PARIS — Fragrance formulation might become more complex very soon.
The European Commission (EC) said Thursday it intends to prohibit the use of three ingredients in cosmetics products it judges highly allergenic.
These include HICC, atranol and chloroatranol, which the Scientific Committee on Consumer Safety (SCCS) deems unsafe.
And that’s not all.
“Twelve single chemicals and eight natural extracts were identified as substances of special concern, based on the number of persons with positive patch test results,” the EC stated. “It was suggested that the 12 chemicals, also when present in natural extracts, should be subject to concentration limits in the cosmetic product.”
The EC — which estimates between 1 percent and 3 percent of Europe’s population has a skin allergy to fragrance — is launching a public consultation as a next step to try and change the annexes to the existing cosmetics regulation. The last update on fragrance allergens took place in 2003.
On top of looking to ban HICC, atranol and chloroatranol from fragrances, the EC also wants additional allergens to be individually labeled on the packaging of cosmetics products — alongside the words “perfume” or “aroma.”
“Further scientific work is needed to define safe concentration limits of chemicals of special concern,” the commission said, adding its services are not proposing to ban any perfume. What we propose is that three strong fragrance allergens which were found unsafe should be banned. If they are in a perfume, this perfume should be reformulated so that the banned allergen is replaced with another substance.”
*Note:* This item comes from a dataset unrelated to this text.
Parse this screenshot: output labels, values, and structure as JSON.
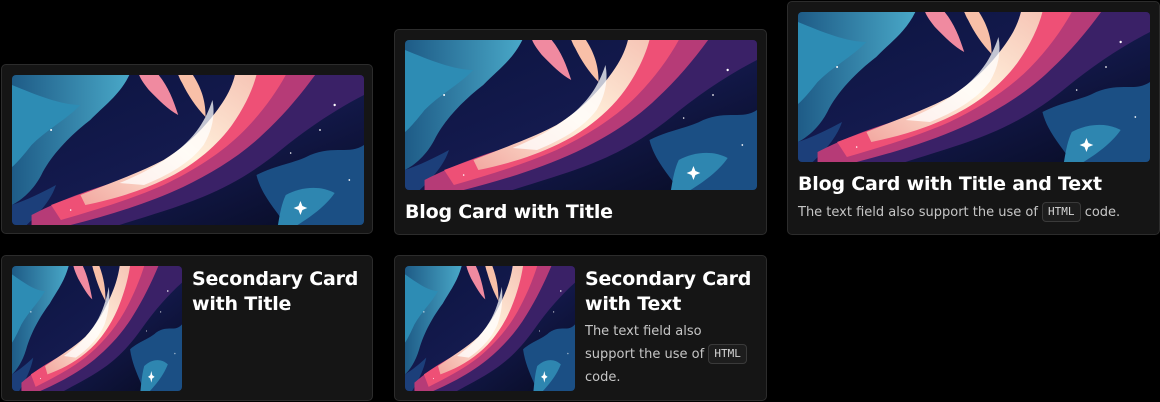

Once the consultations are taken into account, the proposed changes will be voted on by member states in the committee on cosmetics. If the measures are approved, the European Parliament and Council have three months to exercise their right of scrutiny. Barring opposition, the changes’ formal adoption is expected at the end of this year or the beginning of 2015.